It is evening by the time we get back to the Pujazón clan. Kathy is hauling photos out of the plastic bags and arranging them on the table that has been cleared for that purpose. There is a photo of her grandfather dressed as a bullfighter and group shots of picnics from long ago. But what catches our attention is a collection of pamphlets laid out at the other end of the table. “My grandfather collected all the printed programs for this annual lunch from 1936 to 1973. I inherited them,” says Kathy.
The two that stand out from the rest are the programs for 1937 and 1946. In a curious way, they offer the key to interpreting this diaspora’s history. The first, written in Spanish, was designed with one eye on Spain and is the product of a community that lives between two countries. The second is in English and shows a happy family, with a dog, that seems to be marching resolutely towards complete assimilation into American culture.

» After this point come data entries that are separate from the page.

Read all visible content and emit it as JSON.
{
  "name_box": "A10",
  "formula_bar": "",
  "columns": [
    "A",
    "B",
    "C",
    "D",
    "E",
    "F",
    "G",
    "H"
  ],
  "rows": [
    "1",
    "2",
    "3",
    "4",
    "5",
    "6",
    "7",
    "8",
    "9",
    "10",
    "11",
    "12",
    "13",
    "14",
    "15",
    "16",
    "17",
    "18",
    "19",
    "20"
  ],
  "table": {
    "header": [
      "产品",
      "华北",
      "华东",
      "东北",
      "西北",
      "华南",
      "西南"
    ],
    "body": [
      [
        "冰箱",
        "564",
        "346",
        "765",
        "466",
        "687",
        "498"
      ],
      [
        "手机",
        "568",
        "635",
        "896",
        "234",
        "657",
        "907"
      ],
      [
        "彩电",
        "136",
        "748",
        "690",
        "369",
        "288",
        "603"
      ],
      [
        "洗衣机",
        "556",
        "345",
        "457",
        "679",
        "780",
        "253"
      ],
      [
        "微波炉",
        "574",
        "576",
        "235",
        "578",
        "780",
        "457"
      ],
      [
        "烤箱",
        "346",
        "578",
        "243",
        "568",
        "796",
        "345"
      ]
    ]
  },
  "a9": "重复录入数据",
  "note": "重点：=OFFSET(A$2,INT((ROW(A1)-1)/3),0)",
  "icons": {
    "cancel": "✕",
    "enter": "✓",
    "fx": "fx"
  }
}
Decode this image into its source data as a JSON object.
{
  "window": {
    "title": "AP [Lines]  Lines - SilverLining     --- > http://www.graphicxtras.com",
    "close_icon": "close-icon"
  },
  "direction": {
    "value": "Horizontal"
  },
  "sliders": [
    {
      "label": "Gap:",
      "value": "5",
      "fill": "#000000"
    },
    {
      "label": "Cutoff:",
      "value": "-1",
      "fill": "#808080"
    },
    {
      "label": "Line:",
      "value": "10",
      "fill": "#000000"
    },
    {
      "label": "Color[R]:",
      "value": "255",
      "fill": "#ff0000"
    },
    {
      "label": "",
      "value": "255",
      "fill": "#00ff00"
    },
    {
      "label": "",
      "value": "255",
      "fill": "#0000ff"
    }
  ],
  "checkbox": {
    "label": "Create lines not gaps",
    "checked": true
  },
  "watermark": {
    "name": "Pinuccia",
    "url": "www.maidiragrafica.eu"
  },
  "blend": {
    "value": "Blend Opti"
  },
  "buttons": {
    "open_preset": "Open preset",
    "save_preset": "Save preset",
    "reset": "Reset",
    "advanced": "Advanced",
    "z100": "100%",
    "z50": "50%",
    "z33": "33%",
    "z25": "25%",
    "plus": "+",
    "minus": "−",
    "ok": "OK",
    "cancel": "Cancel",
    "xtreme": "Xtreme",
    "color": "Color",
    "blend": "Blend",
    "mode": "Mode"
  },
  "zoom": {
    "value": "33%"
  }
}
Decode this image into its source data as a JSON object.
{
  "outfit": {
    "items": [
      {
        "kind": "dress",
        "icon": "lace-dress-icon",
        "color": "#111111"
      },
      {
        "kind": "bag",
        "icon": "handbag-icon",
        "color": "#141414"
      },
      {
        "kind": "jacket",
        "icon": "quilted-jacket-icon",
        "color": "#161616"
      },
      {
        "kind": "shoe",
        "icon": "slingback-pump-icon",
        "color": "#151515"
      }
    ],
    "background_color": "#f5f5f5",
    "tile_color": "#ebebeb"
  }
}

The juxtaposition of the two pamphlets confirms something that the descendants’ archives suggest again and again – that the Spanish Civil War marked a point of no return in the lives of the diaspora. The assimilated descendants talk about their grandparents’ epic adventures; they tell of self-made individuals who left their villages and towns in 1910 and 1920 supposedly knowing what their futures held and that they and their children would be American. But they couldn’t say why their parents waited 20 or 30 years, until 1939 and 1940, to apply for US citizenship. Perhaps the descendants simply don’t see it, but the contrast between the two picnic programs, as well as the photos, letters and newspaper clippings from the family archives, says it for them: the war and the fallout from the war put an end to the very present dream of ever returning to Spain, and began a process of forgetting.
Once there is no way back, everything changes for an immigrant – their relationship to the host country and to the country they have left behind; the priorities bringing up children who will now be Americans; the photos that are kept and, above all, the stories that are made about them.

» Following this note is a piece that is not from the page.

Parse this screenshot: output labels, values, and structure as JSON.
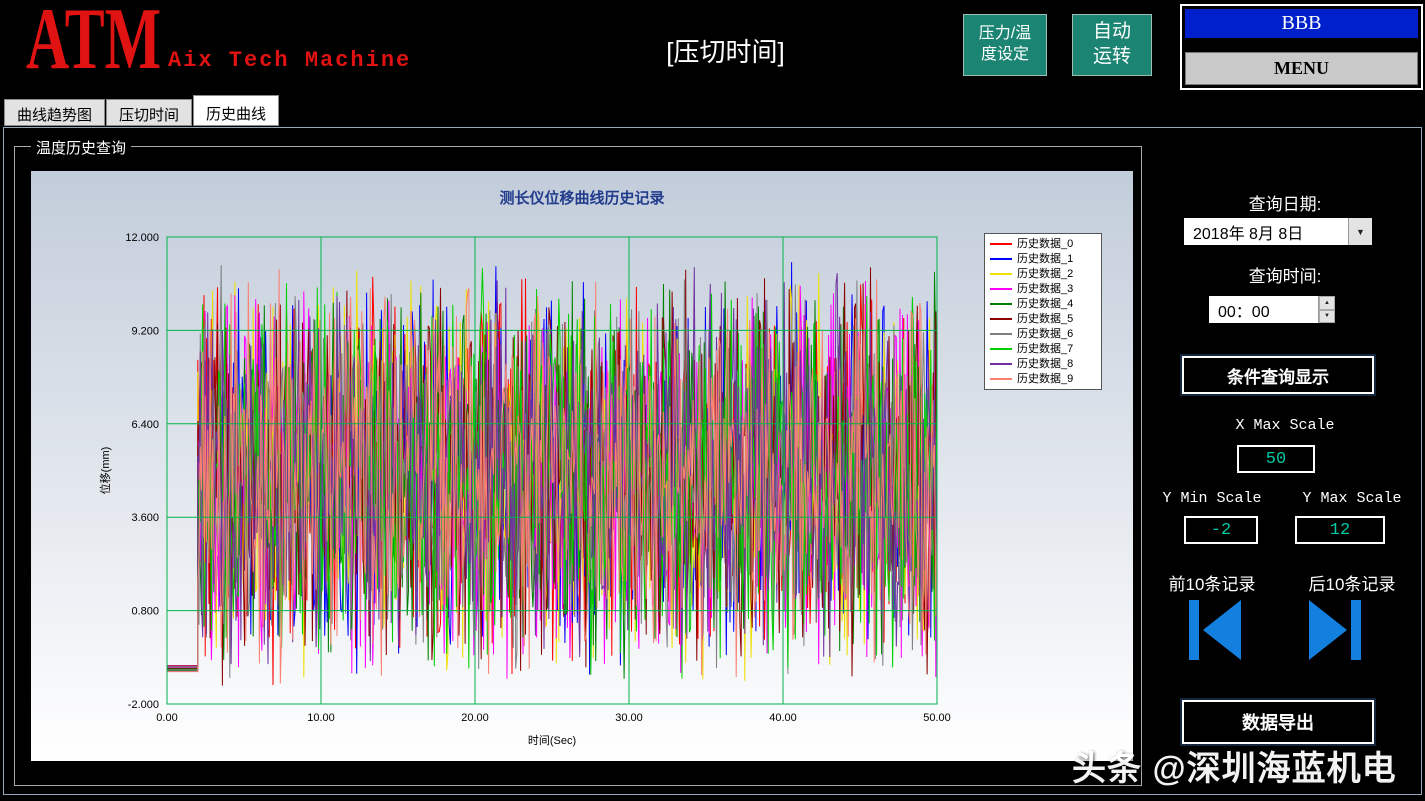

If, in that other picnic in Staten Island in 1920, José and Carmen were to have seen their future, they would not have believed it. Guessing what is ahead is hard but understanding the past without myths and legends is equally so. Would those two young people recognize themselves in the providential stories their descendants have made up about them?

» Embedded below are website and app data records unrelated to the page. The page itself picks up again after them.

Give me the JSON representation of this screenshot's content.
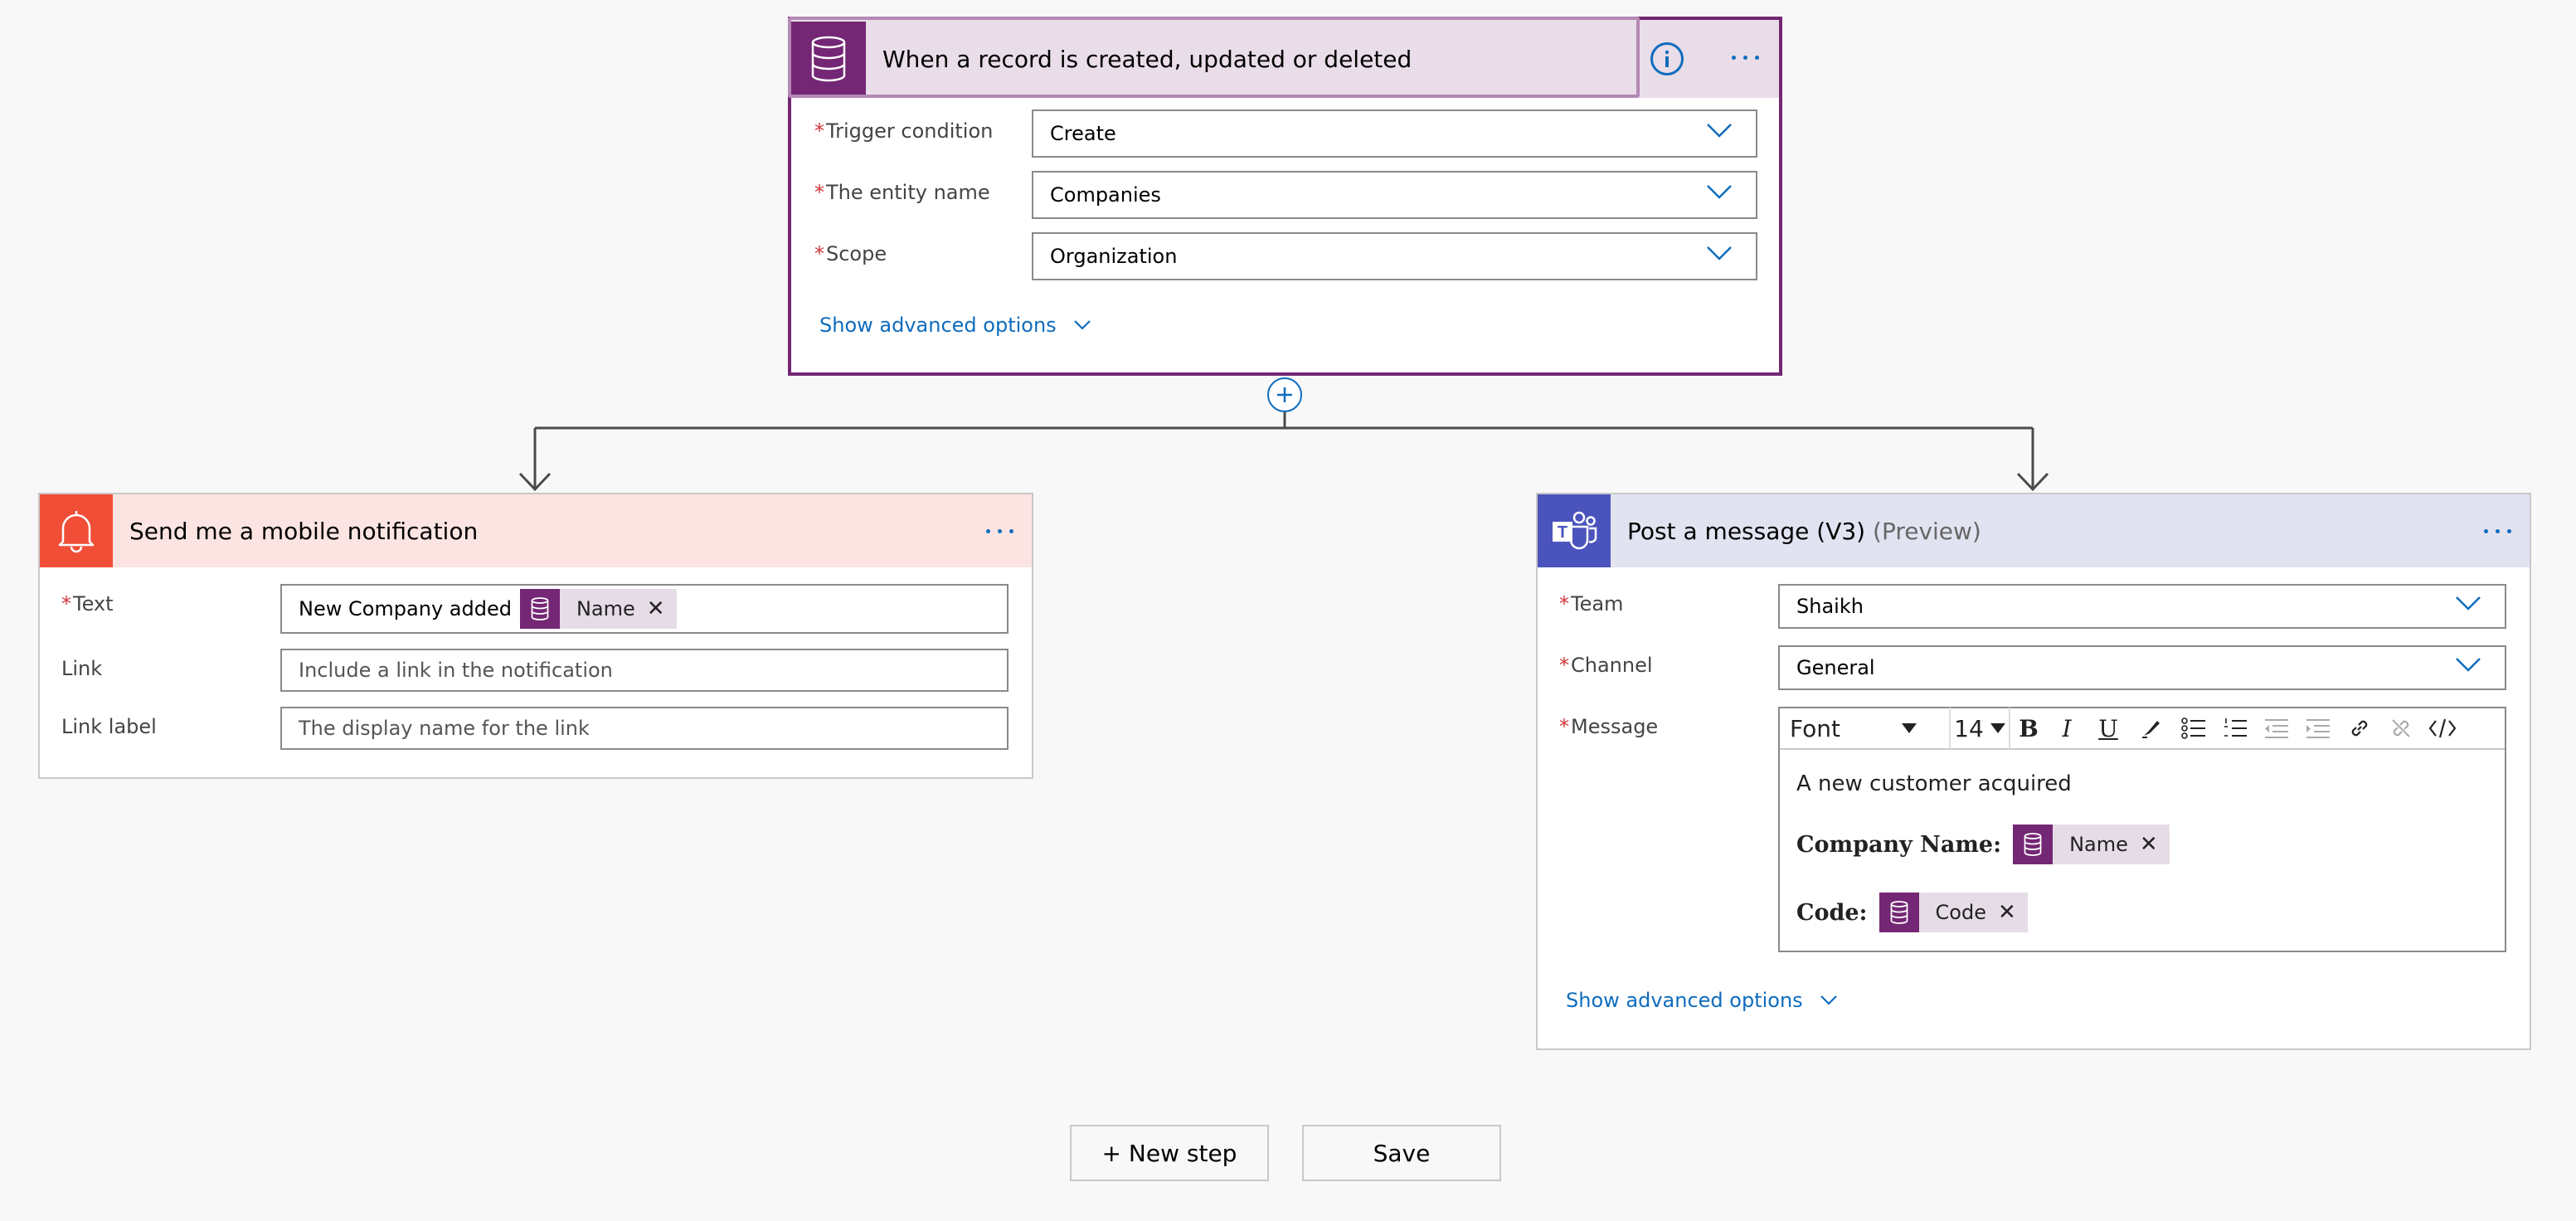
{
  "trigger": {
    "title": "When a record is created, updated or deleted",
    "fields": [
      {
        "label": "Trigger condition",
        "value": "Create",
        "required": true
      },
      {
        "label": "The entity name",
        "value": "Companies",
        "required": true
      },
      {
        "label": "Scope",
        "value": "Organization",
        "required": true
      }
    ],
    "advanced_link": "Show advanced options"
  },
  "notification": {
    "title": "Send me a mobile notification",
    "text_label": "Text",
    "text_prefix": "New Company added",
    "text_token": "Name",
    "link_label": "Link",
    "link_placeholder": "Include a link in the notification",
    "link_label_label": "Link label",
    "link_label_placeholder": "The display name for the link"
  },
  "teams": {
    "title": "Post a message (V3)",
    "title_suffix": "(Preview)",
    "team_label": "Team",
    "team_value": "Shaikh",
    "channel_label": "Channel",
    "channel_value": "General",
    "message_label": "Message",
    "toolbar": {
      "font": "Font",
      "size": "14"
    },
    "message_line1": "A new customer acquired",
    "company_label": "Company Name:",
    "company_token": "Name",
    "code_label": "Code:",
    "code_token": "Code",
    "advanced_link": "Show advanced options"
  },
  "footer": {
    "new_step": "+ New step",
    "save": "Save"
  },
  "colors": {
    "dataverse_purple": "#742774",
    "notification_red": "#f04e37",
    "teams_indigo": "#4b53bc",
    "link_blue": "#0f6cbd"
  },
  "icons": [
    "database-icon",
    "info-icon",
    "more-options-icon",
    "bell-icon",
    "teams-icon",
    "chevron-down-icon",
    "add-icon",
    "close-icon"
  ]
}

In the last presidential elections, Donald Trump was swept to victory in County Stark, Ohio – Canton’s county. How is it possible, in a country of immigrants like the US, for there be an anti-immigrant trend strong enough to put Trump in the White House? Could the way the descendants remember the original Spanish immigrants offer a clue?
We often expect there to be a natural empathy between those who are descended from immigrants and those who are immigrating now. But for there to be empathy, there needs to be acknowledgment that the two experiences are, if not the same, at least comparable. And many descendants reject such comparisons; they resist identifying with those who are currently knocking at the door. I wonder if they don’t do so on account of the false memories and stories that allow them to build walls more insurmountable than those of Knutson and Trump in the face of the anguish and yearning of others.
James D. Fernández is a lecturer at New York University and co-author with Luis Argeo of Invisible Immigrants: Spaniards in the United States, 1868-1945, the source of the photos used here. He has also been consulted for the new María Dueñas novel, The Captain’s Daughters, set in a community of Spanish emigrants in the US in 1936.